Recreational drones weighing less than 0.55 pounds or flown in restricted airspace will not be required to adhere to these rules. With this gradual rollout plan in place, the drone industry will have time to establish universally accepted practices for transmitting Remote ID information over radio waves, and the Federal Aviation Administration can verify that these procedures are in line with regulations.
How Will Remote ID Work?
The FAA says that all drones that weigh more than 0.55 pounds (about 250 grams) must send their location, altitude, and serial number. Since the FAA’s system will link the serial number to your registration data, the Remote ID feature will not leak any of your private information. Instead, law enforcement officers in possession of the serial number will be able to access the owner’s information in the FAA’s database, just as authorized agencies can look up vehicle license plate information.

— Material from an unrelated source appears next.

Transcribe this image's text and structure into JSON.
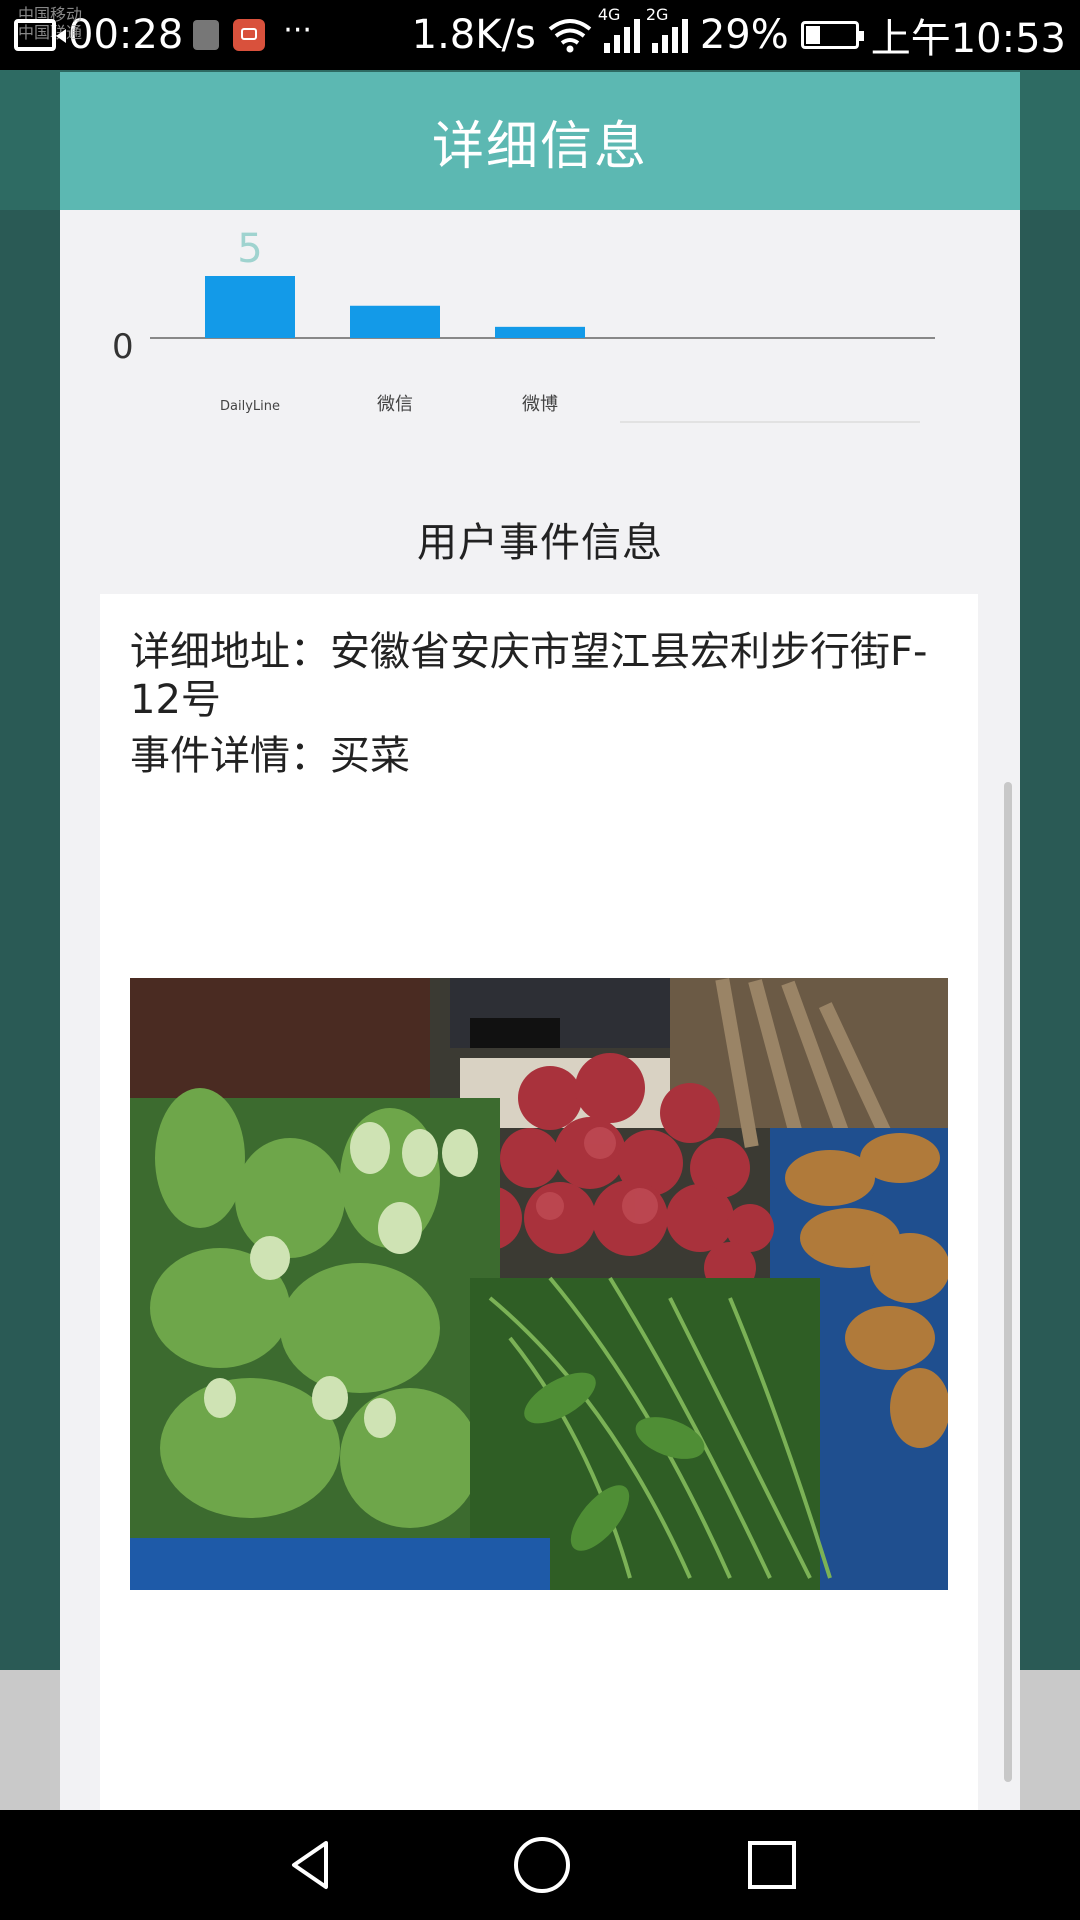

According to the rules, this data must be sent using a radio protocol that a typical portable receiver, like a smartphone or tablet computer, can pick up. For the most part, this means drones will transmit a signal via Bluetooth or WiFi that smartphones can pick up. (An additional module can be used to transmit Remote ID data from older drones or custom-built drones.)
Unlike the first FAA plan, the final version of the Remote ID rule does not require drones to join a mobile network, pay a monthly fee, or record flight data in a government database. Many interested parties think that the final FAA rule is a big improvement over the first draft in terms of cost, burden, and complexity.
Which DJI Drones Will Comply with Remote ID?
DJI aims to add FAA-approved Remote ID technology to drones released after September 2022. DJI thinks that many of our most popular drones will be able to work with Remote ID with a simple and free software update by September 2023. Since the FAA hasn’t finalized Remote ID technical standards, it’s unclear which DJI drones can be upgraded this way.
They will continue to simplify compliance with Remote ID. As the FAA deadline of 2023 gets closer, DJI is likely to update its product lines in stages based on how popular they are and how long they last. Since the FAA will allow drone pilots to satisfy Remote ID requirements with a separate add-on module, we expect every DJI drone – even the oldest ones, long out of production – will have a pathway to compliance for anyone still operating it.
Seven different DJI drone models have recently been approved by the FAA as meeting the requirements of the Remote ID rule. What follows is a list of those things:
- DJI Mini 3 Pro
- DJI Avata
- DJI Air 2S
- DJI Mavic 3
- DJI Mavic 3 Cine
- DJI Matrice 30 (M30)
- DJI Matrice 30 Thermal (M30T)
DJI prioritizes safety. Before the government did, they came up with geofencing, drone pilot safety knowledge tests, and AeroScope Remote ID. They also put ADS-B receivers in every new model that weighs more than 250 grams. This helps the drone pilot be more aware of nearby air traffic and reduces the chance of a collision. The FAA’s new Remote ID requirements will improve safety, security, social acceptance of our favorite technology, and drone flight opportunities while causing DJI drone pilots like you the least amount of trouble.
Related: DJI Mavic 3 vs Air 2S